In 1929 Leeter won the Brownlow medal for the best and fairest player in the Victorian Football League. The following year Harry tied with Footscray’s Allan Hopkins and Richmond’s Stan Judkins. After a countback, the Brownlow was awarded to Judkins, as he had won his votes over fewer games. It later emerged that Harry should have won outright, as one umpire had written ‘Collier’ on his voting slip without specifying which brother. The vote was declared invalid but the umpire later claimed that he was referring to ‘the little one’ (Collins 2003, 52). Harry was almost three inches (7 cm) shorter than Leeter. In 1980 the VFL abandoned the countback system and began presenting medals to joint winners. Harry was finally awarded his medal—together with Hopkins and four other players who had lost countbacks—at a ceremony in 1989. He and Leeter thus became the only brothers to each win a Brownlow.

During his sporting career Harry had worked as a cellarman for Carlton & United Breweries Ltd. On 20 October 1934 at St Andrew’s Anglican Church, Clifton Hill, he married Verna Florence May Hyde, a tobacco worker. From 1935 to 1939 he captained the Collingwood side, with Leeter as his deputy. In each of those years the ‘Magpies’ contested the grand final, winning two premierships (1935 and 1936). In 1938 Harry was charged with striking a Carlton footballer in round five. He admitted his guilt, expecting that his unblemished record would result in a light sentence, but was suspended for the remainder of the year. Before the 1940 season the club committee forced the brothers into a reluctant retirement. Harry was allowed to appear in one game that year to complete fifteen years service. He had played 255 games and kicked 299 goals.

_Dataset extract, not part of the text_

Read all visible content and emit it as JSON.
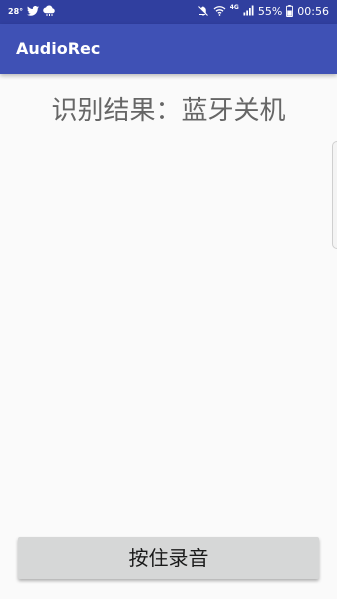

Collier subsequently captain-coached the Essendon reserve team to a premiership in 1941. During World War II he served in Victoria with the Citizen Military Forces (December 1942-August 1943) before rejoining Essendon from 1944 to 1946. From the late 1940s he was a popular football commentator, first on radio and later on television. Returning to Collingwood, he served on the committee (1964–75), as chairman of the selection committee (1964–70), and as a recruiter and talent scout. In 1988 the trophy for the club’s best first-year player was renamed in his honour. Predeceased by his wife and survived by his two daughters, he died on 16 August 1994 at Prahran and was cremated. At his funeral—held on the oval at Victoria Park—he was described as ‘hard but fair’ and was said to have loved ‘a bet, a song, and a good drink too’ (Collins 2003, 56).

Research edited by Nicole McLennan

Select Bibliography

  • Browne, Ashley. ‘Harry Collier, 1908 [sic]–1994.’ Age (Melbourne), 19 August 1994, 16
  • Collins, Ben. ‘1930: Harry Collier, Collingwood.’ In The Brownlow: A Tribute to the Greats of Australian Football, edited by Geoff Slattery, 52–56. Port Melbourne, Vic.: Lothian, 2003
  • Frost, Lionel. Immortals: Football People and the Evolution of Australian Rules. Milton, Qld: John Wiley & Sons, 2005
  • Holmesby, Russell, and Jim Main. Encyclopedia of AFL Footballers: Every AFL/VFL Player since 1897. 10th ed. Seaford, Vic.: Bas Publishing, 2014
  • Roberts, Michael. A Century of the Best: The Stories of Collingwood’s Favourite Sons. Abbotsford, Vic.: Collingwood Football Club, 1991
  • Stremski, Richard. Kill for Collingwood. Sydney: Allen & Unwin, 1986

Additional Resources

Citation details

Dave Nadel, 'Collier, Albert (Leeter) (1909–1988)', Australian Dictionary of Biography, National Centre of Biography, Australian National University,, published online 2018, accessed online 15 July 2024.

This article was published in hardcopy in Australian Dictionary of Biography, Volume 19, (ANU Press), 2021

View the front pages for Volume 19

© Copyright Australian Dictionary of Biography, 2006-2024